▸ WHAT YOU SHOULD DO
Would you write out the entries that follow word for word, omitting any images?

Element data from apps and pages:
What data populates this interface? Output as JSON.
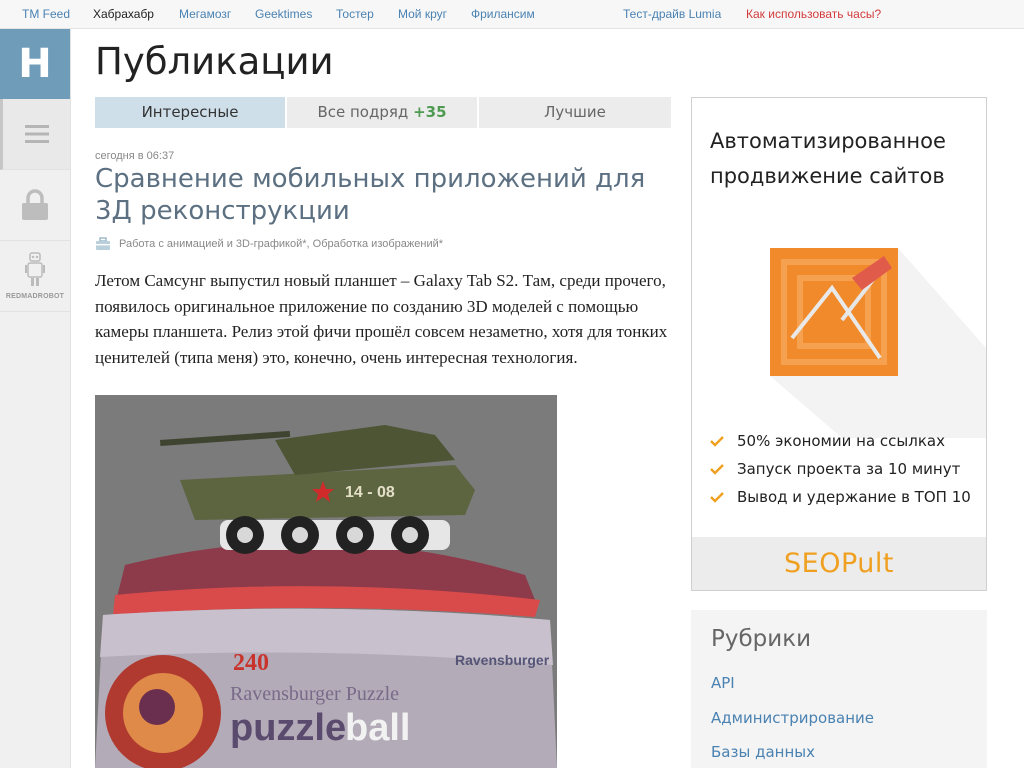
{
  "topnav": {
    "links": [
      {
        "label": "TM Feed"
      },
      {
        "label": "Хабрахабр"
      },
      {
        "label": "Мегамозг"
      },
      {
        "label": "Geektimes"
      },
      {
        "label": "Тостер"
      },
      {
        "label": "Мой круг"
      },
      {
        "label": "Фрилансим"
      }
    ],
    "promo": [
      {
        "label": "Тест-драйв Lumia"
      },
      {
        "label": "Как использовать часы?"
      }
    ]
  },
  "sidebar": {
    "logo_letter": "H",
    "menu_icon": "hamburger-icon",
    "lock_icon": "lock-icon",
    "sponsor_label": "REDMADROBOT"
  },
  "page": {
    "title": "Публикации"
  },
  "tabs": [
    {
      "label": "Интересные",
      "active": true
    },
    {
      "label": "Все подряд",
      "count": "+35"
    },
    {
      "label": "Лучшие"
    }
  ],
  "post": {
    "time": "сегодня в 06:37",
    "title": "Сравнение мобильных приложений для 3Д реконструкции",
    "hubs": "Работа с анимацией и 3D-графикой*, Обработка изображений*",
    "body": "Летом Самсунг выпустил новый планшет – Galaxy Tab S2. Там, среди прочего, появилось оригинальное приложение по созданию 3D моделей с помощью камеры планшета. Релиз этой фичи прошёл совсем незаметно, хотя для тонких ценителей (типа меня) это, конечно, очень интересная технология.",
    "image": {
      "tank_marking": "14 - 08",
      "box_number": "240",
      "box_brand": "Ravensburger",
      "box_subtitle": "Ravensburger Puzzle",
      "box_product_a": "puzzle",
      "box_product_b": "ball"
    }
  },
  "ad": {
    "title": "Автоматизированное продвижение сайтов",
    "features": [
      "50% экономии на ссылках",
      "Запуск проекта за 10 минут",
      "Вывод и удержание в ТОП 10"
    ],
    "brand": "SEOPult",
    "colors": {
      "accent": "#f0a020",
      "graphic": "#f08a2a"
    }
  },
  "rubrics": {
    "title": "Рубрики",
    "items": [
      "API",
      "Администрирование",
      "Базы данных"
    ]
  }
}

▸ OUTPUT FOR THIS TASK
What data populates this interface? Output as JSON.
{
  "topnav": {
    "links": [
      {
        "label": "TM Feed"
      },
      {
        "label": "Хабрахабр"
      },
      {
        "label": "Мегамозг"
      },
      {
        "label": "Geektimes"
      },
      {
        "label": "Тостер"
      },
      {
        "label": "Мой круг"
      },
      {
        "label": "Фрилансим"
      }
    ],
    "promo": [
      {
        "label": "Тест-драйв Lumia"
      },
      {
        "label": "Как использовать часы?"
      }
    ]
  },
  "sidebar": {
    "logo_letter": "H",
    "menu_icon": "hamburger-icon",
    "lock_icon": "lock-icon",
    "sponsor_label": "REDMADROBOT"
  },
  "page": {
    "title": "Публикации"
  },
  "tabs": [
    {
      "label": "Интересные",
      "active": true
    },
    {
      "label": "Все подряд",
      "count": "+35"
    },
    {
      "label": "Лучшие"
    }
  ],
  "post": {
    "time": "сегодня в 06:37",
    "title": "Сравнение мобильных приложений для 3Д реконструкции",
    "hubs": "Работа с анимацией и 3D-графикой*, Обработка изображений*",
    "body": "Летом Самсунг выпустил новый планшет – Galaxy Tab S2. Там, среди прочего, появилось оригинальное приложение по созданию 3D моделей с помощью камеры планшета. Релиз этой фичи прошёл совсем незаметно, хотя для тонких ценителей (типа меня) это, конечно, очень интересная технология.",
    "image": {
      "tank_marking": "14 - 08",
      "box_number": "240",
      "box_brand": "Ravensburger",
      "box_subtitle": "Ravensburger Puzzle",
      "box_product_a": "puzzle",
      "box_product_b": "ball"
    }
  },
  "ad": {
    "title": "Автоматизированное продвижение сайтов",
    "features": [
      "50% экономии на ссылках",
      "Запуск проекта за 10 минут",
      "Вывод и удержание в ТОП 10"
    ],
    "brand": "SEOPult",
    "colors": {
      "accent": "#f0a020",
      "graphic": "#f08a2a"
    }
  },
  "rubrics": {
    "title": "Рубрики",
    "items": [
      "API",
      "Администрирование",
      "Базы данных"
    ]
  }
}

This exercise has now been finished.